How does it work?
Rent guarantee insurance covers your monthly rental income if your tenants do not pay. Some landlord policies include cover but you usually have to add this at an extra cost.
It is different to loss of rent cover, which only pays out if you are unable to let your property due to damage covered by your landlord building insurance, e.g. fire.
You can usually make a claim on your policy once your tenants have fallen one month behind with their rent. Your insurance will then continue to pay out for a fixed period, normally between 6 - 12 months.
Do you need it?
You should think about getting rent guarantee insurance if:
You rely on your rental income to pay your mortgage
You are letting your property to new tenants
You let to tenants who are more likely to default on their rent, e.g. unemployed
You are not legally required to have rent guarantee insurance, but it could offer valuable protection if your tenants fall behind with their rent or you need legal help.
Who can get it?

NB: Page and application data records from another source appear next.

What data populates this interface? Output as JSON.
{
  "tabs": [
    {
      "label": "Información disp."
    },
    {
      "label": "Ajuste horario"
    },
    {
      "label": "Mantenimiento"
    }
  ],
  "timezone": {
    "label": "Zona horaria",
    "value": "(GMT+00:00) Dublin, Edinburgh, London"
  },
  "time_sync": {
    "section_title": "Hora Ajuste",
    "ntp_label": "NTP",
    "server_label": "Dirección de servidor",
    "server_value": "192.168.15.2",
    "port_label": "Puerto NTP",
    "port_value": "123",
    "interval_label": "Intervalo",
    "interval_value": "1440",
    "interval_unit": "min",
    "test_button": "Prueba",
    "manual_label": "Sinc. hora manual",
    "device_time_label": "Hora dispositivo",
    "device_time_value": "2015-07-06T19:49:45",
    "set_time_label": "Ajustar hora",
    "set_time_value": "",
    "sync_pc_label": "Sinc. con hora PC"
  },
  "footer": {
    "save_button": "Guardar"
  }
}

You usually need to have following in place to be eligible for a rent guarantee policy:
Assured shorthold tenancy (AST) agreement: This must be in place if you are a private landlord and your tenants rent your property as their main home. You can read more about ASTs and find an agreement template on the GOV.UK website.
Tenant referencing and credit checks: These independent checks confirm that your tenants can afford their rent, and also looks at their rental history. You can use an industry body like the NLA or a rent guarantee insurer to carry out these checks.
Deposit: This should be collected from your tenant before they move into your property, and held in a deposit protection scheme. You can find more information on the government's Tenancy Deposit Scheme website.
If you fail to meet any of these criteria, your insurer could refuse to pay any claims you make, so get everything in place before you take out cover.
What does it cover?
You can protect your monthly rental income up to £2,500 for a maximum of 12 months if:
Your tenant defaults on their rent
Your tenant deliberately causes damage to your property
Your tenant refuses to leave your property following an eviction notice
You are involved in a dispute with tenants over repairs or renovations to your property
Most rent guarantee policies cover 50% of your rental income while you are finding new tenants, up to three months after the previous occupants have been evicted.
You also usually get £100,000 of legal expenses cover, which covers fees associated with eviction proceedings and tenancy disputes.
Do you have to pay an excess?
Yes, this is usually equal to one month's rent but some insurers may charge a fixed excess, for example £500.
The amount you pay towards a claim may vary depending on which insurer you choose, so use our comparison to find a policy with an excess you can afford.
What does it exclude?
It varies depending on the insurer, but most policies exclude:
Claims made within the first 90 days of setting up your policy
Claims which are not reported quickly, e.g. within the first 60 days of rent default
Claims for tenants who have a history of defaulting on their rent
Some policies also exclude certain types of tenants, for example asylum seekers.
Your insurer may also reject claims if you fail to update them with changes to your circumstances, so let them know if you get new tenants or their employment changes.
How do you claim?
Try speaking with your tenants and ask for the rent they owe before you claim on your policy. If this is unsuccessful, you must give the following eviction notices before you can claim:
Section 21 notice ending the tenancy agreement
Section 8 notice seeking possession of your property if your tenants will not leave
Your insurer may only ask you to serve one eviction notice, either Section 21 or Section 8, before they will pay your claim, so check your documents for details.
Contact your insurer once your tenants have fallen one month behind with their rent. You can call their claims number, which will be printed in your policy documents.
You can read more information about how to evict tenants on the GOV.UK website.